Problem to work on: Filter the records for lines holding the string "xlsx".

Dataset records:
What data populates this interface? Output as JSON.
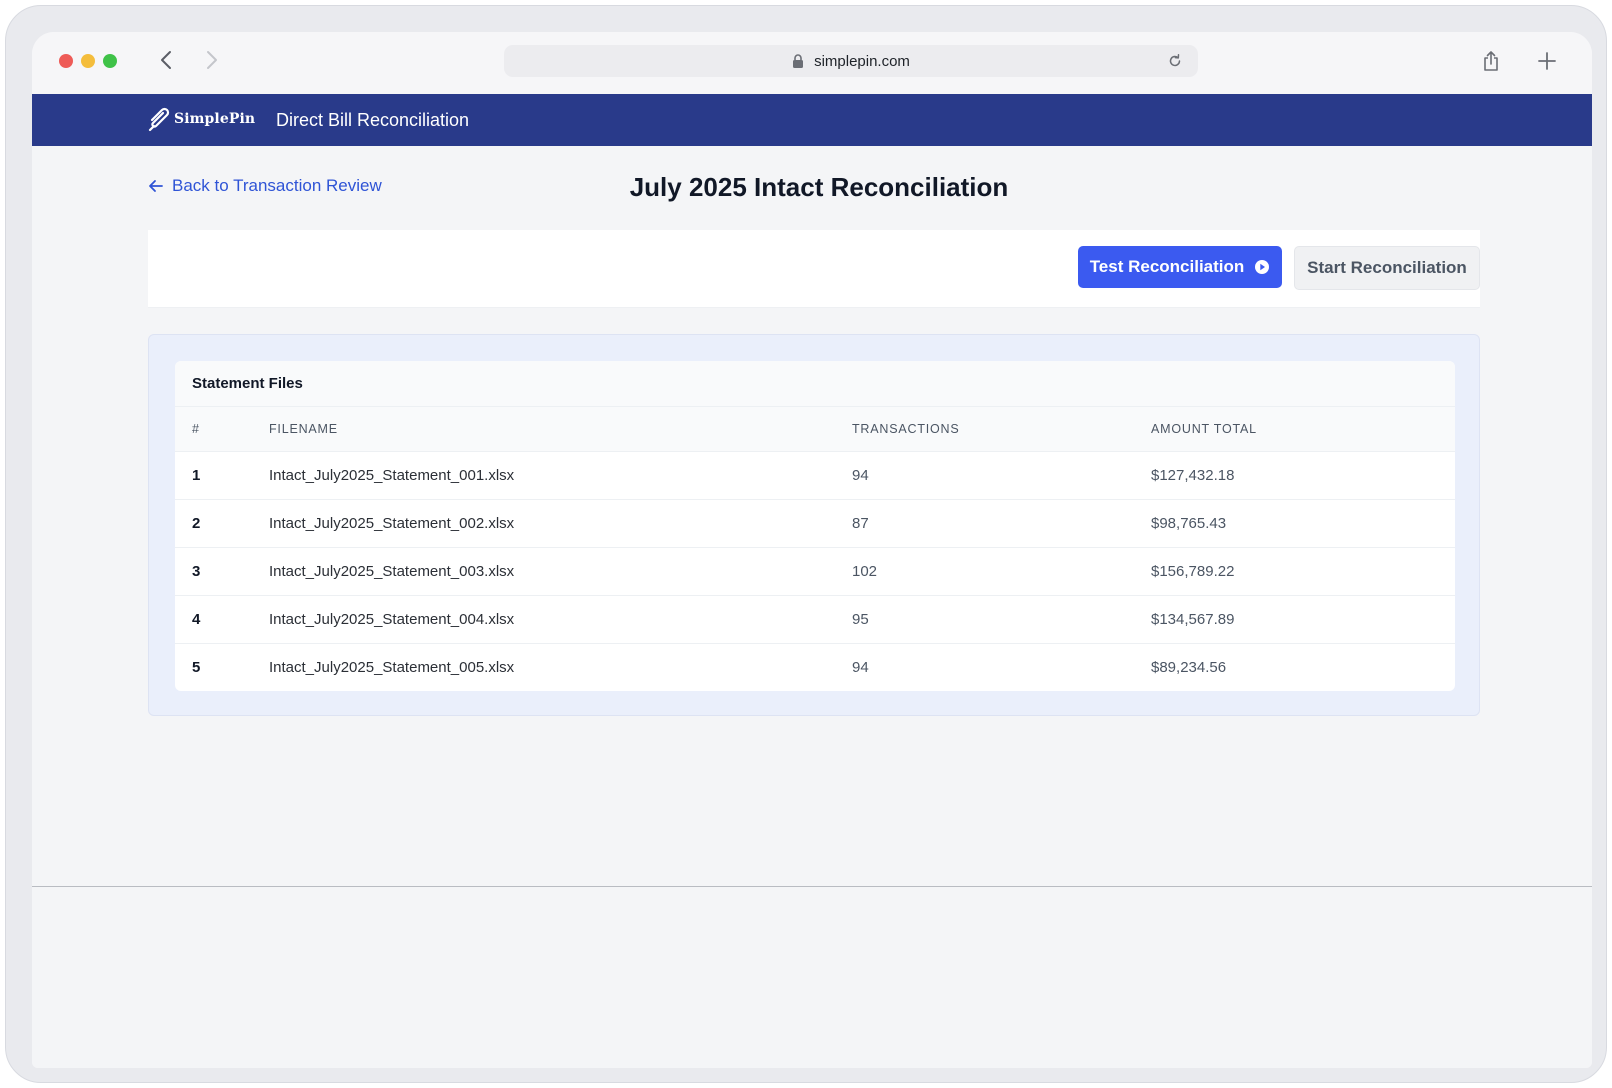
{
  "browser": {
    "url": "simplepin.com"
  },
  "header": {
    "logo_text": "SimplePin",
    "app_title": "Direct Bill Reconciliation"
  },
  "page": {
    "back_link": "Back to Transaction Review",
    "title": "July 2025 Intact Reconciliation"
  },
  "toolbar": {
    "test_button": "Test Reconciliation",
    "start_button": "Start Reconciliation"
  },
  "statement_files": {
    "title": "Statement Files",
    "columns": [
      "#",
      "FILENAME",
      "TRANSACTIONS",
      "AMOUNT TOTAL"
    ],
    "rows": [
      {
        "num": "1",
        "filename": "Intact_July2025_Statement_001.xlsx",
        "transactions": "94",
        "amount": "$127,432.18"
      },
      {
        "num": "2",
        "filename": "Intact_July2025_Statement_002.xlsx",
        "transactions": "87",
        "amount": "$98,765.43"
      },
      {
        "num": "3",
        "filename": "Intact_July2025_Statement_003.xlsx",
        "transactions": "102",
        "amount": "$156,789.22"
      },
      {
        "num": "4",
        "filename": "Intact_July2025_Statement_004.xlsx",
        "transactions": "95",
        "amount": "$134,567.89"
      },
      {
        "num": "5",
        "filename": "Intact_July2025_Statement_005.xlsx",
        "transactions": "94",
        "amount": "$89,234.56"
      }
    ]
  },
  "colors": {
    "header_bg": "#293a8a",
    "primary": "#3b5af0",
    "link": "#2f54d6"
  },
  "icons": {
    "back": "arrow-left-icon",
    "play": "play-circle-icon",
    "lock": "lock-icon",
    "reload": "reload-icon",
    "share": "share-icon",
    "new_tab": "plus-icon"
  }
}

Your response:
        "filename": "Intact_July2025_Statement_001.xlsx",
        "filename": "Intact_July2025_Statement_002.xlsx",
        "filename": "Intact_July2025_Statement_003.xlsx",
        "filename": "Intact_July2025_Statement_004.xlsx",
        "filename": "Intact_July2025_Statement_005.xlsx",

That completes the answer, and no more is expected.